  1. WHEN IS THE BEST TIME TO HAVE MY WISDOM TEETH REMOVED?
    Early, preferably during your teenage years. There is an enormous advantage in removing your wisdom teeth before the roots have had a chance to grow. Your recovery is much quicker, the surgery is technically easier, and the risk of complications is much lower.
  2. MY WISDOM TEETH AREN’T BOTHERING ME. WHY SHOULD I HAVE THEM REMOVED?
    Your wisdom teeth are not useful teeth. They do not aid in chewing or function. However, they are located in the very back of your jaw, where it is difficult for your toothbrush or floss to reach. This difficulty in hygiene makes the teeth much more susceptible to cavities and infection. When wisdom teeth are removed at a later age, the surgery becomes more difficult and the recovery time is prolonged. We do not believe that if wisdom teeth come in straight and don’t bother you, they do not need to be removed. We believe they should be removed as early as possible.
  3. HOW LONG IS THE RECOVERY?
    Everyone heals differently. Generally, when the wisdom teeth are removed during the teenage years, recovery is usually less than a week. However, when the roots are fully formed with a solid foundation to the jawbone, the recovery is much longer. A broad estimate for recovery time is less than a week if under 20 years old; 1-2 weeks for patients in their early to mid-twenties; and more than 2 weeks for patients older than their late twenties or thirties.
  4. WHAT TYPE OF PAIN MEDICINE WILL I NEED?
    We recommend two types of medicines following the surgery. The first medicine is prescription strength ibuprofen, which will provide baseline pain relief without the side effects of the stronger narcotics. The second medicine is a strong narcotic, either Vicodin or Percocet. These medicines have many undesirable side effects, and therefore should only be used for breakthrough episodes of discomfort.
  5. CAN I BE ASLEEP FOR THE SURGERY?
    Yes, and this option is highly recommended, as long as there is no medical condition that would make it unsafe. If you are anxious or apprehensive about the surgery, we have the capability to make sure you are asleep, comfortable, and that you don’t recall any part of the surgery. You will likely not remember the Novocaine shot, sounds of the instruments, or pressure from the procedure. If you have had a previous bad experience, or would prefer to not remember any of the surgery, you will find this option appealing.
  6. HOW MANY WISDOM TEETH CAN I REMOVE AT ONE TIME?
    It depends on the difficulty of the procedure. When removing wisdom teeth in younger patients, we generally recommend removing all four at the same time while the patient is asleep. However, at more advanced ages, when there is potential for increased difficulty, we sometimes recommend treating one side of the mouth at a time.

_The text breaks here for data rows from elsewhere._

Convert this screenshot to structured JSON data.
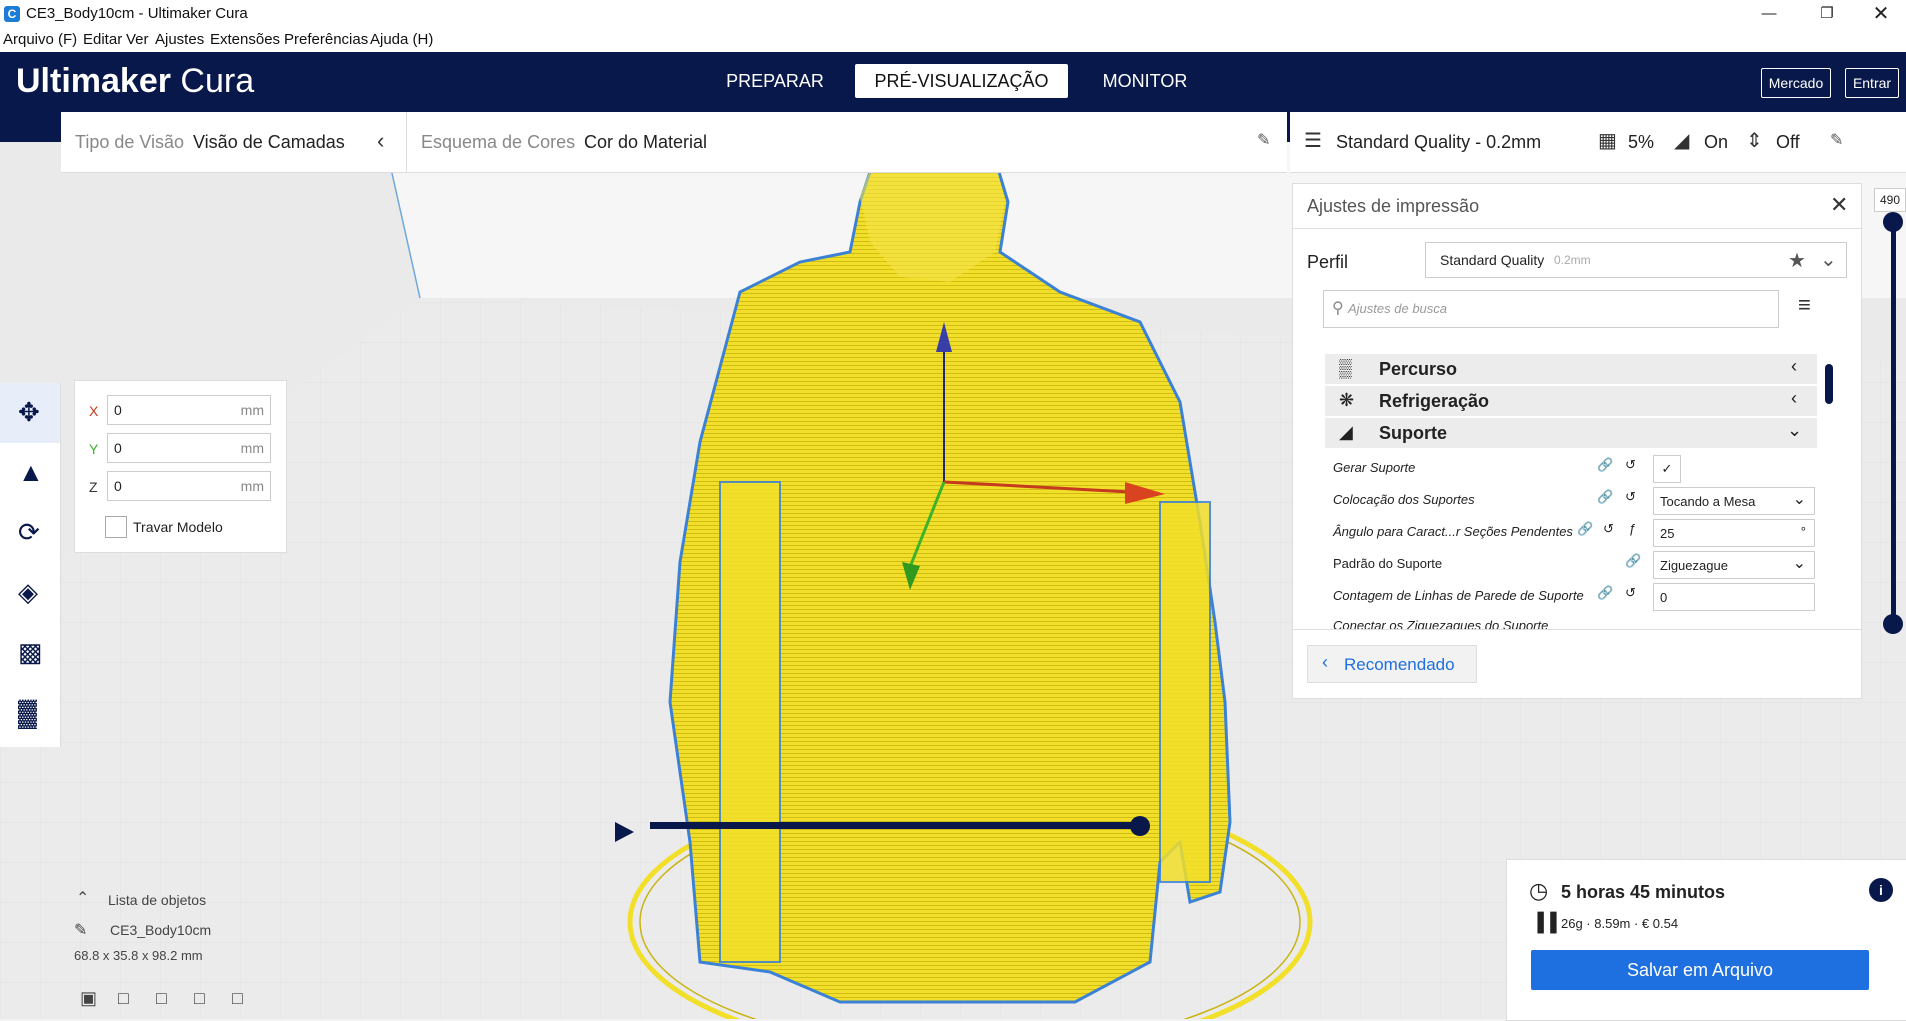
{
  "window": {
    "title": "CE3_Body10cm - Ultimaker Cura"
  },
  "menu": [
    {
      "label": "Arquivo (F)"
    },
    {
      "label": "Editar"
    },
    {
      "label": "Ver"
    },
    {
      "label": "Ajustes"
    },
    {
      "label": "Extensões"
    },
    {
      "label": "Preferências"
    },
    {
      "label": "Ajuda (H)"
    }
  ],
  "header": {
    "logo_bold": "Ultimaker",
    "logo_light": "Cura",
    "stages": [
      "PREPARAR",
      "PRÉ-VISUALIZAÇÃO",
      "MONITOR"
    ],
    "active_stage": "PRÉ-VISUALIZAÇÃO",
    "market": "Mercado",
    "login": "Entrar"
  },
  "viewbar": {
    "view_type_label": "Tipo de Visão",
    "view_type_value": "Visão de Camadas",
    "color_scheme_label": "Esquema de Cores",
    "color_scheme_value": "Cor do Material"
  },
  "printbar": {
    "quality": "Standard Quality - 0.2mm",
    "infill": "5%",
    "support": "On",
    "adhesion": "Off"
  },
  "move_panel": {
    "x_label": "X",
    "x_value": "0",
    "y_label": "Y",
    "y_value": "0",
    "z_label": "Z",
    "z_value": "0",
    "unit": "mm",
    "lock_label": "Travar Modelo"
  },
  "settings_panel": {
    "title": "Ajustes de impressão",
    "profile_label": "Perfil",
    "profile_value": "Standard Quality",
    "profile_sub": "0.2mm",
    "search_placeholder": "Ajustes de busca",
    "sections": [
      {
        "label": "Percurso"
      },
      {
        "label": "Refrigeração"
      },
      {
        "label": "Suporte"
      }
    ],
    "rows": [
      {
        "label": "Gerar Suporte",
        "value": ""
      },
      {
        "label": "Colocação dos Suportes",
        "value": "Tocando a Mesa"
      },
      {
        "label": "Ângulo para Caract...r Seções Pendentes",
        "value": "25",
        "unit": "°"
      },
      {
        "label": "Padrão do Suporte",
        "value": "Ziguezague"
      },
      {
        "label": "Contagem de Linhas de Parede de Suporte",
        "value": "0"
      },
      {
        "label": "Conectar os Ziguezagues do Suporte",
        "value": ""
      }
    ],
    "recommended": "Recomendado"
  },
  "layer_slider": {
    "value": "490"
  },
  "objects": {
    "header": "Lista de objetos",
    "name": "CE3_Body10cm",
    "dimensions": "68.8 x 35.8 x 98.2 mm"
  },
  "estimate": {
    "time": "5 horas 45 minutos",
    "material": "26g · 8.59m · € 0.54",
    "save": "Salvar em Arquivo"
  },
  "colors": {
    "header_bg": "#09184a",
    "model_yellow": "#f2df2a",
    "accent_blue": "#1e6fe0"
  }
}
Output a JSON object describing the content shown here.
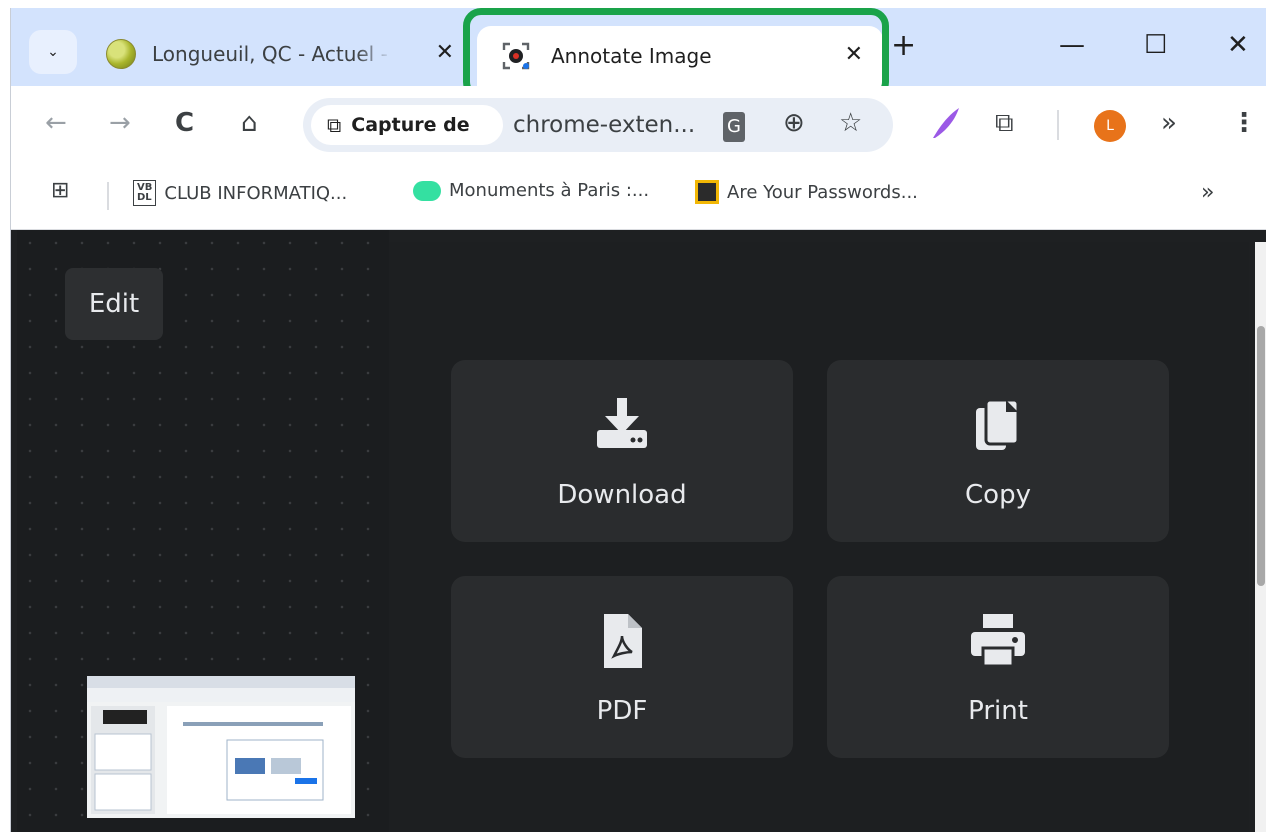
{
  "tabs": [
    {
      "title": "Longueuil, QC - Actuel - Météo",
      "close": "✕"
    },
    {
      "title": "Annotate Image",
      "close": "✕"
    }
  ],
  "window": {
    "minimize": "—",
    "maximize": "☐",
    "close": "✕",
    "new_tab": "+",
    "tab_menu": "⌄"
  },
  "toolbar": {
    "back": "←",
    "forward": "→",
    "reload": "C",
    "home": "⌂",
    "chip_label": "Capture de",
    "url": "chrome-exten...",
    "translate": "G",
    "zoom": "⊕",
    "bookmark_star": "☆",
    "extensions_more": "»",
    "menu": "⋮",
    "avatar_letter": "L"
  },
  "bookmarks": {
    "items": [
      {
        "label": "CLUB INFORMATIQ...",
        "icon_text": "VB\nDL"
      },
      {
        "label": "Monuments à Paris :..."
      },
      {
        "label": "Are Your Passwords..."
      }
    ],
    "more": "»"
  },
  "editor": {
    "edit_label": "Edit",
    "actions": [
      {
        "label": "Download",
        "icon": "download-icon"
      },
      {
        "label": "Copy",
        "icon": "copy-icon"
      },
      {
        "label": "PDF",
        "icon": "pdf-icon"
      },
      {
        "label": "Print",
        "icon": "print-icon"
      }
    ]
  },
  "colors": {
    "titlebar": "#d3e3fd",
    "highlight": "#1aa34a",
    "content_bg": "#1e2022",
    "tile_bg": "#2a2c2e",
    "avatar": "#e8731a"
  }
}
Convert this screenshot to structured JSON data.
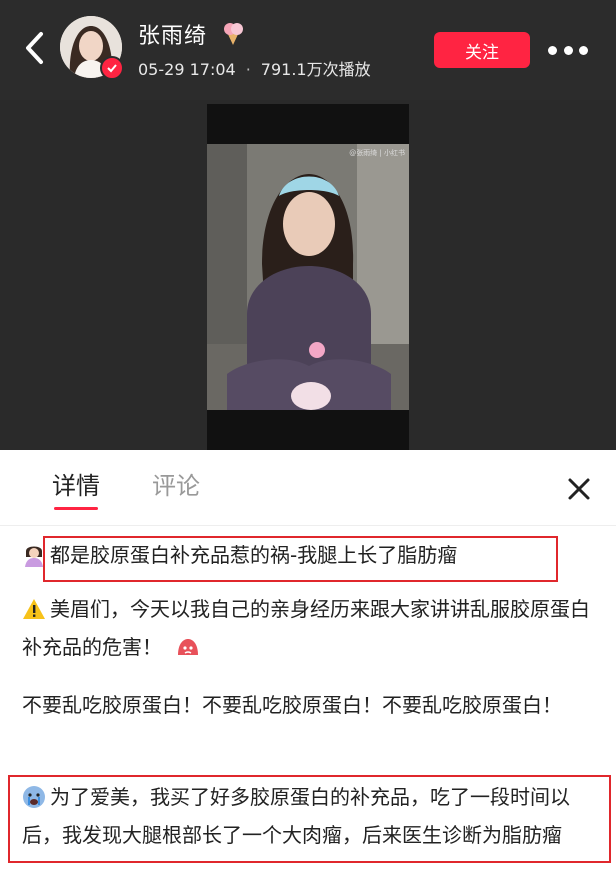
{
  "header": {
    "author_name": "张雨绮",
    "date": "05-29 17:04",
    "separator": "·",
    "plays": "791.1万次播放",
    "follow_label": "关注",
    "icons": {
      "back": "back-arrow-icon",
      "verified": "verified-badge-icon",
      "name_emoji": "ice-cream-emoji-icon",
      "more": "more-dots-icon"
    }
  },
  "video": {
    "watermark": "@张雨绮 | 小红书"
  },
  "tabs": [
    {
      "label": "详情",
      "active": true
    },
    {
      "label": "评论",
      "active": false
    }
  ],
  "content": {
    "line1": "都是胶原蛋白补充品惹的祸-我腿上长了脂肪瘤",
    "para2": "美眉们，今天以我自己的亲身经历来跟大家讲讲乱服胶原蛋白补充品的危害！",
    "para3": "不要乱吃胶原蛋白！不要乱吃胶原蛋白！不要乱吃胶原蛋白！",
    "para4": "为了爱美，我买了好多胶原蛋白的补充品，吃了一段时间以后，我发现大腿根部长了一个大肉瘤，后来医生诊断为脂肪瘤",
    "icons": {
      "line1": "person-gesturing-emoji-icon",
      "para2": "warning-emoji-icon",
      "para2_end": "pouting-emoji-icon",
      "para4": "crying-emoji-icon"
    }
  },
  "colors": {
    "accent": "#ff2442",
    "highlight_box": "#e0272c",
    "header_bg": "#2c2c2c"
  }
}
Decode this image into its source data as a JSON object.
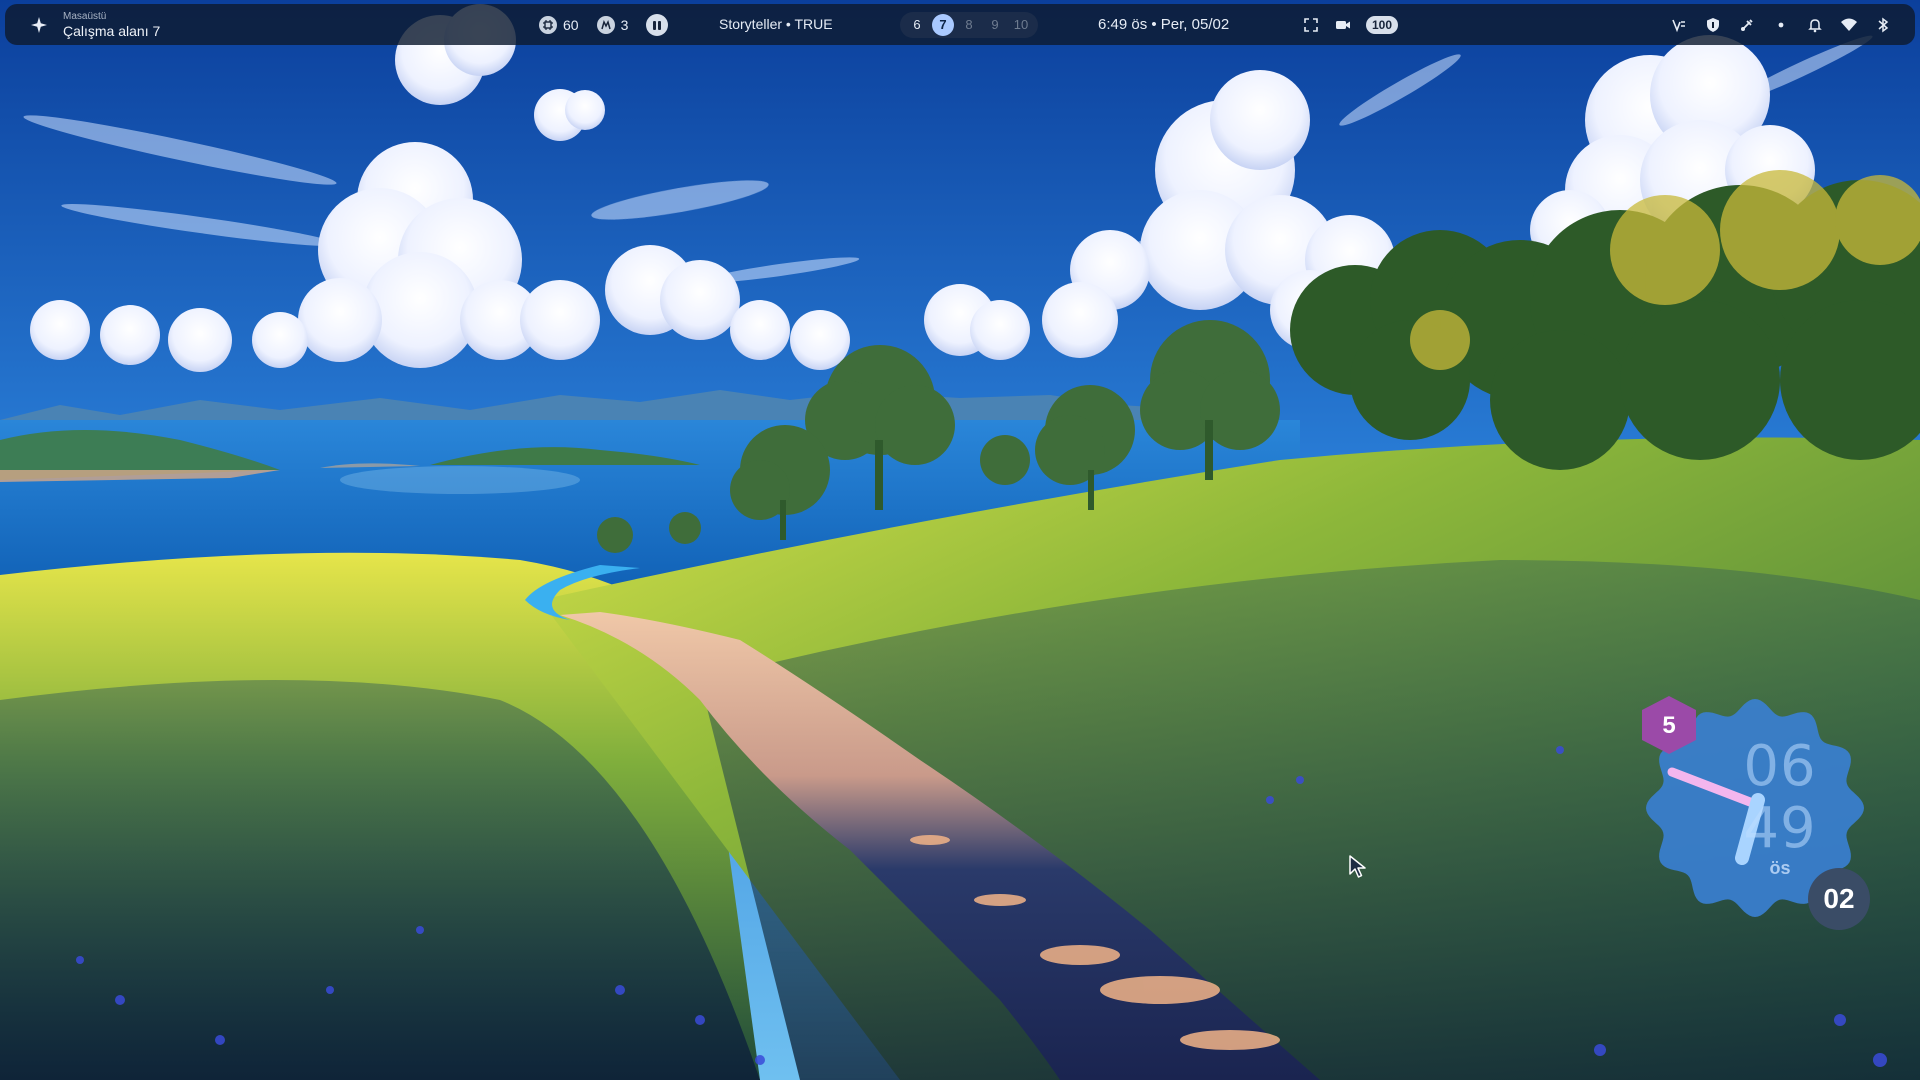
{
  "topbar": {
    "workspace_caption": "Masaüstü",
    "workspace_title": "Çalışma alanı 7",
    "workspace_icon": "sparkle-icon",
    "resources": [
      {
        "icon": "cpu-icon",
        "value": "60"
      },
      {
        "icon": "memory-icon",
        "value": "3"
      }
    ],
    "media_title": "Storyteller • TRUE",
    "workspaces": [
      {
        "label": "6",
        "state": "occupied"
      },
      {
        "label": "7",
        "state": "active"
      },
      {
        "label": "8",
        "state": "empty"
      },
      {
        "label": "9",
        "state": "empty"
      },
      {
        "label": "10",
        "state": "empty"
      }
    ],
    "clock": "6:49 ös • Per, 05/02",
    "battery": "100",
    "tray_icons": [
      "keyboard-icon",
      "shield-icon",
      "usb-icon",
      "dot-icon",
      "bell-icon",
      "wifi-icon",
      "bluetooth-icon"
    ]
  },
  "clock_widget": {
    "hour": "06",
    "minute": "49",
    "ampm": "ös",
    "seconds": "02",
    "badge": "5"
  },
  "colors": {
    "bar_background": "#0e1b30",
    "workspace_active": "#a9c9ff",
    "widget_face": "#3a7fd0",
    "widget_hand": "#f3b6ee",
    "badge": "#9b4aa8",
    "seconds_badge": "#3a4c66"
  }
}
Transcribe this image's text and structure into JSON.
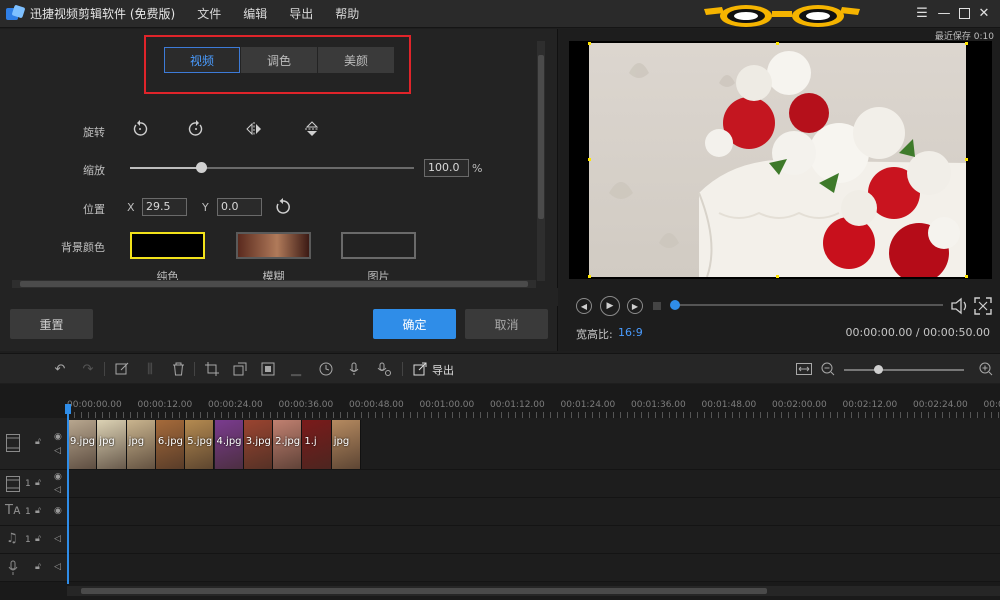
{
  "titlebar": {
    "app_title": "迅捷视频剪辑软件 (免费版)",
    "menus": [
      "文件",
      "编辑",
      "导出",
      "帮助"
    ]
  },
  "edit_panel": {
    "tabs": [
      {
        "label": "视频",
        "active": true
      },
      {
        "label": "调色",
        "active": false
      },
      {
        "label": "美颜",
        "active": false
      }
    ],
    "rotate_label": "旋转",
    "scale_label": "缩放",
    "scale_value": "100.0",
    "scale_unit": "%",
    "scale_level": 0.25,
    "position_label": "位置",
    "pos_x_label": "X",
    "pos_x_value": "29.5",
    "pos_y_label": "Y",
    "pos_y_value": "0.0",
    "bg_color_label": "背景颜色",
    "bg_options": [
      "纯色",
      "模糊",
      "图片"
    ],
    "reset_label": "重置",
    "ok_label": "确定",
    "cancel_label": "取消"
  },
  "preview": {
    "autosave": "最近保存 0:10",
    "aspect_label": "宽高比:",
    "aspect_value": "16:9",
    "time": "00:00:00.00 / 00:00:50.00",
    "progress": 0
  },
  "toolbar": {
    "export_label": "导出",
    "zoom_level": 0.25
  },
  "timeline": {
    "ruler": [
      "00:00:00.00",
      "00:00:12.00",
      "00:00:24.00",
      "00:00:36.00",
      "00:00:48.00",
      "00:01:00.00",
      "00:01:12.00",
      "00:01:24.00",
      "00:01:36.00",
      "00:01:48.00",
      "00:02:00.00",
      "00:02:12.00",
      "00:02:24.00",
      "00:0"
    ],
    "clips": [
      {
        "label": "9.jpg",
        "color": "#b8a78f"
      },
      {
        "label": "jpg",
        "color": "#dcd2b4"
      },
      {
        "label": "jpg",
        "color": "#c9b48e"
      },
      {
        "label": "6.jpg",
        "color": "#a56a3a"
      },
      {
        "label": "5.jpg",
        "color": "#b48a50"
      },
      {
        "label": "4.jpg",
        "color": "#7a3b8f"
      },
      {
        "label": "3.jpg",
        "color": "#9a4430"
      },
      {
        "label": "2.jpg",
        "color": "#c08070"
      },
      {
        "label": "1.j",
        "color": "#7a1a1a"
      },
      {
        "label": "jpg",
        "color": "#b58a60"
      }
    ],
    "track_nums": [
      "1",
      "1",
      "1",
      "1"
    ]
  },
  "colors": {
    "accent": "#2f8de8",
    "highlight_box": "#e0242a",
    "swatch_solid_border": "#f2e21a"
  }
}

For example, the upper and lower wisdom teeth on the right side would be removed first, followed by the removal of the upper and lower wisdom teeth on the left side after the right side has fully healed.